--- START ---

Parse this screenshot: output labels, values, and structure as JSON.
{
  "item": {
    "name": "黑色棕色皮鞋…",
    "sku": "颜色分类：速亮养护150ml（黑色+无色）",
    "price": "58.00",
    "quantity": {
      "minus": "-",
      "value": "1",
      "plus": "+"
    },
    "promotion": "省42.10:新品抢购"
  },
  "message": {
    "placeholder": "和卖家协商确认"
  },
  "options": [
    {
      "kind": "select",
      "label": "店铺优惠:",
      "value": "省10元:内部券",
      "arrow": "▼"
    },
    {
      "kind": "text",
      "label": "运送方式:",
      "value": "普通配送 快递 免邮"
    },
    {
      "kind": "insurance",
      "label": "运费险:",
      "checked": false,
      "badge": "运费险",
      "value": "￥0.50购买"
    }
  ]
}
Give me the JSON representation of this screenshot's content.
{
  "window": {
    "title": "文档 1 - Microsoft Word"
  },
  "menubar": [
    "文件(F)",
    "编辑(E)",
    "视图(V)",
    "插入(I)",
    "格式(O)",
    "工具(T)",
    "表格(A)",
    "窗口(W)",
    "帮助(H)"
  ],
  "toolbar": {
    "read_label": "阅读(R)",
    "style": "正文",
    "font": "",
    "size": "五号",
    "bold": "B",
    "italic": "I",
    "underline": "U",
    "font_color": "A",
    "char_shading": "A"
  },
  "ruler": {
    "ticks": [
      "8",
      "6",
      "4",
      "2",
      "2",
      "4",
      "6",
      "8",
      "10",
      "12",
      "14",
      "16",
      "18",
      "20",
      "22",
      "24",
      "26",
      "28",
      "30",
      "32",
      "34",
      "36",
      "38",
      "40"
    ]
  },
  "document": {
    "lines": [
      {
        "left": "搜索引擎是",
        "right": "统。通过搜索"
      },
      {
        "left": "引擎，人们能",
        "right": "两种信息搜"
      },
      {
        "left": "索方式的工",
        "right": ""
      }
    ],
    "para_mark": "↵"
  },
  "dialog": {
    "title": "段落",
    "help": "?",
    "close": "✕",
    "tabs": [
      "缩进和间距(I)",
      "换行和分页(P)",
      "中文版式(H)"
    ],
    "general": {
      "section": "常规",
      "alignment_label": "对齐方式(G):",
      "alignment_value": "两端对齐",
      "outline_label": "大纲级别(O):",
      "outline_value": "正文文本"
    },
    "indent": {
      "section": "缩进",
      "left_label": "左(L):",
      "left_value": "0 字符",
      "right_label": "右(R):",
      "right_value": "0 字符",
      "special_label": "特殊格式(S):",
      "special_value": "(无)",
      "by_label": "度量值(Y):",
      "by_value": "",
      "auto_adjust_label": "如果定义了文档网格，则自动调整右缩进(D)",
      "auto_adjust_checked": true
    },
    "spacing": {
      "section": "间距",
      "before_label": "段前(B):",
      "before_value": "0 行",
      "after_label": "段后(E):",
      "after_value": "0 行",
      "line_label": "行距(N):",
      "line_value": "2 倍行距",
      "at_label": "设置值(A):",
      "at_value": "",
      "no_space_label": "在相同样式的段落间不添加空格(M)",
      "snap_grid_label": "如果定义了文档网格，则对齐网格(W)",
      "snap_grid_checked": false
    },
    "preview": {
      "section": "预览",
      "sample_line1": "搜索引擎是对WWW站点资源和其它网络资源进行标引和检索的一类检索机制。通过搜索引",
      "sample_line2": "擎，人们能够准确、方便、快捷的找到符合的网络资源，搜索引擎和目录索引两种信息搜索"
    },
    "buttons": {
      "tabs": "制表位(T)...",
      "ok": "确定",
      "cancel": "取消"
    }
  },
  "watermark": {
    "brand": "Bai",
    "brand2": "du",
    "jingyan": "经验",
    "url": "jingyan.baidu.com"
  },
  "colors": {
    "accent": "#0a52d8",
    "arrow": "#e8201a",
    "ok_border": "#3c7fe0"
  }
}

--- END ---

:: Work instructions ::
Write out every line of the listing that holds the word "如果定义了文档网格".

:: Response below ::
      "auto_adjust_label": "如果定义了文档网格，则自动调整右缩进(D)",
      "snap_grid_label": "如果定义了文档网格，则对齐网格(W)",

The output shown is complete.